**What you should do:** Work through the listing below, copying each line that carries the word "views".

****************

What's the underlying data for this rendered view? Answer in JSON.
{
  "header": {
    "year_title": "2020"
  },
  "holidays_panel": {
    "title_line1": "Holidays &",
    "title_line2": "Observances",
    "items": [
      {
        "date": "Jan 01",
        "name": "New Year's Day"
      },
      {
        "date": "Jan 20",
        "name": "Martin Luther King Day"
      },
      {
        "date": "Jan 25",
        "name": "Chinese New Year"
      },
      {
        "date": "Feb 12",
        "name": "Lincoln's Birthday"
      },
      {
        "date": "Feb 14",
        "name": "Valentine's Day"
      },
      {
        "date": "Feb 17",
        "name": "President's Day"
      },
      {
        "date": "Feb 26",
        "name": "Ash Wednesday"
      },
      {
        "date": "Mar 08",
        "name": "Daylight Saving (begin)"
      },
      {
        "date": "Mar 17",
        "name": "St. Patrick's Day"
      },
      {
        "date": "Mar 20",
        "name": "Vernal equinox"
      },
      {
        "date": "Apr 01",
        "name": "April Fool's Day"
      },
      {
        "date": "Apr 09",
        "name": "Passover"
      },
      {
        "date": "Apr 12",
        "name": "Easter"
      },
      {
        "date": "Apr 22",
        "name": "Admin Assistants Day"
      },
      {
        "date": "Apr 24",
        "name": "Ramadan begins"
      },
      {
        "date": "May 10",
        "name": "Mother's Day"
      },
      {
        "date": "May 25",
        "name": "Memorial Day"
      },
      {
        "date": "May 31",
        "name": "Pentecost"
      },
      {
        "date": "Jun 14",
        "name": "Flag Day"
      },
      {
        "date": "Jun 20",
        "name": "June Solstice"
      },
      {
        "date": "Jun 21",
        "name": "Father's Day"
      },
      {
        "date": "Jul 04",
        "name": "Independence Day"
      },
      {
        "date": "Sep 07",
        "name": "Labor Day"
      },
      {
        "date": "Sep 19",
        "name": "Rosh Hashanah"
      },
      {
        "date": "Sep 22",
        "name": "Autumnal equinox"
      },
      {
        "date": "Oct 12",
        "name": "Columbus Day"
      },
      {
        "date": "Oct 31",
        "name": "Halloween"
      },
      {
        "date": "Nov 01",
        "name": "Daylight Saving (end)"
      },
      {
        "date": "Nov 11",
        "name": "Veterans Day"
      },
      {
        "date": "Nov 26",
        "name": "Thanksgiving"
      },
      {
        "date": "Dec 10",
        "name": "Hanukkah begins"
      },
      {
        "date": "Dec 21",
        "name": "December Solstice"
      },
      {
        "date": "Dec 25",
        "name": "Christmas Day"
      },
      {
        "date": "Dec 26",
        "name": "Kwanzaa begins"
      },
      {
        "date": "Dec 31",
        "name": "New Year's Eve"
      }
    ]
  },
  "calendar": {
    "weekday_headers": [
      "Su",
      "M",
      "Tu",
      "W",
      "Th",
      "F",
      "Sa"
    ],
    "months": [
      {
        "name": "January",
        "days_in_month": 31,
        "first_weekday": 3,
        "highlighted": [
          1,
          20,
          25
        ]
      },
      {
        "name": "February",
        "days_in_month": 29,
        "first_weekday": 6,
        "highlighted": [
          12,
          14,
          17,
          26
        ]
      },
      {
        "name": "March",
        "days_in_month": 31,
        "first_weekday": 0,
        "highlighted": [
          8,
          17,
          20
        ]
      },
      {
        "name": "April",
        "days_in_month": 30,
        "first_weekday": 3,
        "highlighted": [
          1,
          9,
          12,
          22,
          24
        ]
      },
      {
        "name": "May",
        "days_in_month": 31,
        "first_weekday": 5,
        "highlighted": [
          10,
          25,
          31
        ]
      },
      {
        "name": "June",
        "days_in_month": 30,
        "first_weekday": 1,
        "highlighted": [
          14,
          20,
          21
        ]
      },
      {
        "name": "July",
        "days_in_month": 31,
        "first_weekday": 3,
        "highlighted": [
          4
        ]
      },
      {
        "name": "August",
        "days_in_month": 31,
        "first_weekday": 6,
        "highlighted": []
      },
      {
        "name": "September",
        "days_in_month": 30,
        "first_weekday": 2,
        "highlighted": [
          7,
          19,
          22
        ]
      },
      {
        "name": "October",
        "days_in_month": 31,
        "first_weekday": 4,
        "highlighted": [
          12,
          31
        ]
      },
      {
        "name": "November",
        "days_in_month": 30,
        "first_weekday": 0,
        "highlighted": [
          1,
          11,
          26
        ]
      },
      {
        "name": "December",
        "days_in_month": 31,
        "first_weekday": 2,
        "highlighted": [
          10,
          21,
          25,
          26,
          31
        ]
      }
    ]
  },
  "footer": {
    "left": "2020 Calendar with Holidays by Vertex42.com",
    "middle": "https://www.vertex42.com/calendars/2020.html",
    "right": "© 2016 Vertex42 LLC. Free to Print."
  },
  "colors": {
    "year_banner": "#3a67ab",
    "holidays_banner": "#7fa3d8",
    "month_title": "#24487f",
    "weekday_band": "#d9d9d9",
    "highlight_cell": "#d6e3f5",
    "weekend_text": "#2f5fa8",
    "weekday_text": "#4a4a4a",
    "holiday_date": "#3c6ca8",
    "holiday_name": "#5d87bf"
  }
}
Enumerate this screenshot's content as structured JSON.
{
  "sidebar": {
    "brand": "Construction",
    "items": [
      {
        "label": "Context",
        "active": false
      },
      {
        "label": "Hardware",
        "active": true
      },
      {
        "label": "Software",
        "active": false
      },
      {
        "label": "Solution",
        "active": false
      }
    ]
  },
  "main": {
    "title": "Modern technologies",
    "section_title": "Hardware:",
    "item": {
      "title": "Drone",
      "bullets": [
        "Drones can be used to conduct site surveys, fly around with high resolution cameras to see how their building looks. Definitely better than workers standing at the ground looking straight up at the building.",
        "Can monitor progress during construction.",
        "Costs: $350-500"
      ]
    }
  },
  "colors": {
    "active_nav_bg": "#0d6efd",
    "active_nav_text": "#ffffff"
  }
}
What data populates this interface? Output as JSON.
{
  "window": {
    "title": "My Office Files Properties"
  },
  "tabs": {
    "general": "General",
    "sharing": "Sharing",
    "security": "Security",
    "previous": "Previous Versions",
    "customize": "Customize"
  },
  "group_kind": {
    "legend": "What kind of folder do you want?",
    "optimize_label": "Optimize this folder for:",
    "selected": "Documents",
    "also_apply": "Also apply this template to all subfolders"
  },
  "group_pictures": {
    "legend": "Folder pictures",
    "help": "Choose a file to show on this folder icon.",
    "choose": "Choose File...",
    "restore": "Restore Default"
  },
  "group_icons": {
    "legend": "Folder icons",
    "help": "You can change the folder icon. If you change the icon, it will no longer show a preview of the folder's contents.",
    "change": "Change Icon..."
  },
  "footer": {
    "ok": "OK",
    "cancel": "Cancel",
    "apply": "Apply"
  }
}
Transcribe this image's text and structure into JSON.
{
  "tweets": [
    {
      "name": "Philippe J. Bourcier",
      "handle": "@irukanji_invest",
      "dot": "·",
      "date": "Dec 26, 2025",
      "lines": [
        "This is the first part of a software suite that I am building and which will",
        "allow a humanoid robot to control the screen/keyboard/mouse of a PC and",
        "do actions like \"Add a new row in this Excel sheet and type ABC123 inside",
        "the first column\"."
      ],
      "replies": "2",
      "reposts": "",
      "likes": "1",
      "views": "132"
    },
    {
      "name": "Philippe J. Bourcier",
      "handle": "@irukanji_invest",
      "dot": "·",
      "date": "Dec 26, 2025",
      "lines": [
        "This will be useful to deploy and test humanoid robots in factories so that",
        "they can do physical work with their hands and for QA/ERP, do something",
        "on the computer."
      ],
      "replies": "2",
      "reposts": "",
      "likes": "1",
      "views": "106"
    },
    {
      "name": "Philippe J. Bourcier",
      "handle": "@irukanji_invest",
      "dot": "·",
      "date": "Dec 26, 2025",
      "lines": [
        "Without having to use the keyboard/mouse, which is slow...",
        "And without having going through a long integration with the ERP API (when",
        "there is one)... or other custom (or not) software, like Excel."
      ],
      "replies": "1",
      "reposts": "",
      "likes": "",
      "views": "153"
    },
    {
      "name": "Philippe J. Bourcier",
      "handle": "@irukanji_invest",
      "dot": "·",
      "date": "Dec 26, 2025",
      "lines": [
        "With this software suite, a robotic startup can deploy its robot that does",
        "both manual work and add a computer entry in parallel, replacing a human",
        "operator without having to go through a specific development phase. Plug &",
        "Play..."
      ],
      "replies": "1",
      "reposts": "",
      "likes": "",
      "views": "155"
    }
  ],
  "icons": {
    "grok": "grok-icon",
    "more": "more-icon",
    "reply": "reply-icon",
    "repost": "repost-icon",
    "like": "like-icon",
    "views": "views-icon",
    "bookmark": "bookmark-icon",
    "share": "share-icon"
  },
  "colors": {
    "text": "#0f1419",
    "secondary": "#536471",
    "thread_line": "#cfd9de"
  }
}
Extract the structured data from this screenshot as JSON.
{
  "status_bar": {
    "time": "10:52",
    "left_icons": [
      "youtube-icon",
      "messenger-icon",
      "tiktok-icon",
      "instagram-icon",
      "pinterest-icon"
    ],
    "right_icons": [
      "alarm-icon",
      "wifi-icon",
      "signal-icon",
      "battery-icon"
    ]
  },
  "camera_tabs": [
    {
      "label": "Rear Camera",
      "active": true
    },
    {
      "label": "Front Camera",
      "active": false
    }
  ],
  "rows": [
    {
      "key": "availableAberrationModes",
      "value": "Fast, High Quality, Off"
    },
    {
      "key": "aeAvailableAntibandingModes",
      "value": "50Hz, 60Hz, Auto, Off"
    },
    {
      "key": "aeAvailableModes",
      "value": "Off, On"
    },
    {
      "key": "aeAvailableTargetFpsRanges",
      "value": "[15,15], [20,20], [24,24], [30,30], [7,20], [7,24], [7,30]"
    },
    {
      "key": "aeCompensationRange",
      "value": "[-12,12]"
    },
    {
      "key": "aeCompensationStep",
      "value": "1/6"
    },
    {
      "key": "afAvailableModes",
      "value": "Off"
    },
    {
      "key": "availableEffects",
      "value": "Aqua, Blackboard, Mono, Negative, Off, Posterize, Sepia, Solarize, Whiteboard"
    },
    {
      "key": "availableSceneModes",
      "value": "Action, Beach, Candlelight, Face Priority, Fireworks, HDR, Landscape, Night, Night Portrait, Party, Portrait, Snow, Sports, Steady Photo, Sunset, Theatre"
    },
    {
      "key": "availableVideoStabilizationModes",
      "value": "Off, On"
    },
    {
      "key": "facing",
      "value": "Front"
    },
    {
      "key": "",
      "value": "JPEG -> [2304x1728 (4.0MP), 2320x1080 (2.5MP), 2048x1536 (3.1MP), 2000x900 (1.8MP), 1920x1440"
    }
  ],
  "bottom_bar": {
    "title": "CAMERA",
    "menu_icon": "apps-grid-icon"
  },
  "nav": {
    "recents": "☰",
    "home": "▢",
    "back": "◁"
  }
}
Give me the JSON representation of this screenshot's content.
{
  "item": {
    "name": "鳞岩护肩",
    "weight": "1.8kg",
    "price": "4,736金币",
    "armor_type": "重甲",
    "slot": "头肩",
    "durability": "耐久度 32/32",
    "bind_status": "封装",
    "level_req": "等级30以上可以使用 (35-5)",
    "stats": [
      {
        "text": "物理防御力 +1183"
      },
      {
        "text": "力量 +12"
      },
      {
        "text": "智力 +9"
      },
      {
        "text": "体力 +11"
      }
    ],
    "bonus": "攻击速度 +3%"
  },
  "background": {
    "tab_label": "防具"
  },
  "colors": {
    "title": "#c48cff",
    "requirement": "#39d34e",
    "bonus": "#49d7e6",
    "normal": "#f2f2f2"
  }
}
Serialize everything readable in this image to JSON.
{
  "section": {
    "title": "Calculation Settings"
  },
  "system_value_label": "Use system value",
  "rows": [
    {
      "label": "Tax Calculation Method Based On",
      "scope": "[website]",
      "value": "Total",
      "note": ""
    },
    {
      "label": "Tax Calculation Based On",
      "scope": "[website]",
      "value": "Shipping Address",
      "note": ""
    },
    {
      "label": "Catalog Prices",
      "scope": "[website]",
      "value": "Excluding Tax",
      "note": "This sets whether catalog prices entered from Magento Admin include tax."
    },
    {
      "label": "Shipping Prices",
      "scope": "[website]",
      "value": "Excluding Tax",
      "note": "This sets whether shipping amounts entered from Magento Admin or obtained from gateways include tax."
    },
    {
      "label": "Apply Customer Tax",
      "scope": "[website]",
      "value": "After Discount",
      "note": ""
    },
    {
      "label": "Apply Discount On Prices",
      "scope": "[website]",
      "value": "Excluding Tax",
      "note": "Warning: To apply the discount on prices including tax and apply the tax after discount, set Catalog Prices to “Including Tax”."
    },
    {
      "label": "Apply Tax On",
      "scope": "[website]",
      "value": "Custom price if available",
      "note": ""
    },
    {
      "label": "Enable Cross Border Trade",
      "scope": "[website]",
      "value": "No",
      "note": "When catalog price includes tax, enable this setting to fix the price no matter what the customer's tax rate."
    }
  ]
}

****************

**Answer section:**
      "views": "132"
      "views": "106"
      "views": "153"
      "views": "155"
    "views": "views-icon",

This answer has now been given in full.